Without comment, the Arizona Supreme Court yesterday declined to hear an appeal of the Court of Appeals' decision in the legal battle over the state's Renewable Energy Standard and Tariff (REST) rules.  The appeal was sought by the Goldwater Institute after the both the Superior Court and the Court of Appeals ruled in favor of the Arizona Corporation Commission (ACC).  The primary issue in the case was whether the ACC's adoption of the REST rules was within the agency's constitutional authority to regulate the rates charged by private utility companies.  Because it declined to hear the appeal without any comment, it can fairly be implied that the Supreme Court agrees with the lower court's decision.

The REST rules, among other things, require regulated utilities to obtain a certain percentage of their retail electricity sales from renewable resources.  The required percentage increases from 1.25% in 2006 (the year the rules were adopted) to 15% in 2025.  The rules also require that a certain percentage of the required amount of renewable energy -- 30% from 2011 on -- be generated from distributed (i.e., on-site) sources.  Of course, the REST rules also authorize electrical utilities to charge their customers higher rates in order to pay for the costs of complying.

We blogged about the Court of Appeals' decision here.

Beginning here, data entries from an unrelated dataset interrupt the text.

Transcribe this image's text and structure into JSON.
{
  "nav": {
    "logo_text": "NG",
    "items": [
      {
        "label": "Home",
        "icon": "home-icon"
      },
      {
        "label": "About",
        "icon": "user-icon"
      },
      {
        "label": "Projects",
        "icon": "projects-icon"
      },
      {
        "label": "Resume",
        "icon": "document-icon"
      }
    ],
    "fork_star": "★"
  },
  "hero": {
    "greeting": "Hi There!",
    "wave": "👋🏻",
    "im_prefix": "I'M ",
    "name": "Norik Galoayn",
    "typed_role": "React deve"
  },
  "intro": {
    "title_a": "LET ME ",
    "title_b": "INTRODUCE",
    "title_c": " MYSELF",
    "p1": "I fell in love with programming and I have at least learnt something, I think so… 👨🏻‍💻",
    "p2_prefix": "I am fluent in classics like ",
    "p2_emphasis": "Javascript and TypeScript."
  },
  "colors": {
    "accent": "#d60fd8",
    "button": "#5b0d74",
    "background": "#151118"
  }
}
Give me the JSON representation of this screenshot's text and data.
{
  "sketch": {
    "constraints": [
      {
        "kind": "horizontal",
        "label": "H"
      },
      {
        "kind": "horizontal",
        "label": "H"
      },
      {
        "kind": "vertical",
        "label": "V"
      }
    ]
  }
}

See the Goldwater Institute's summary of the case here.

Read news coverage of the Supreme Court's ruling here and here.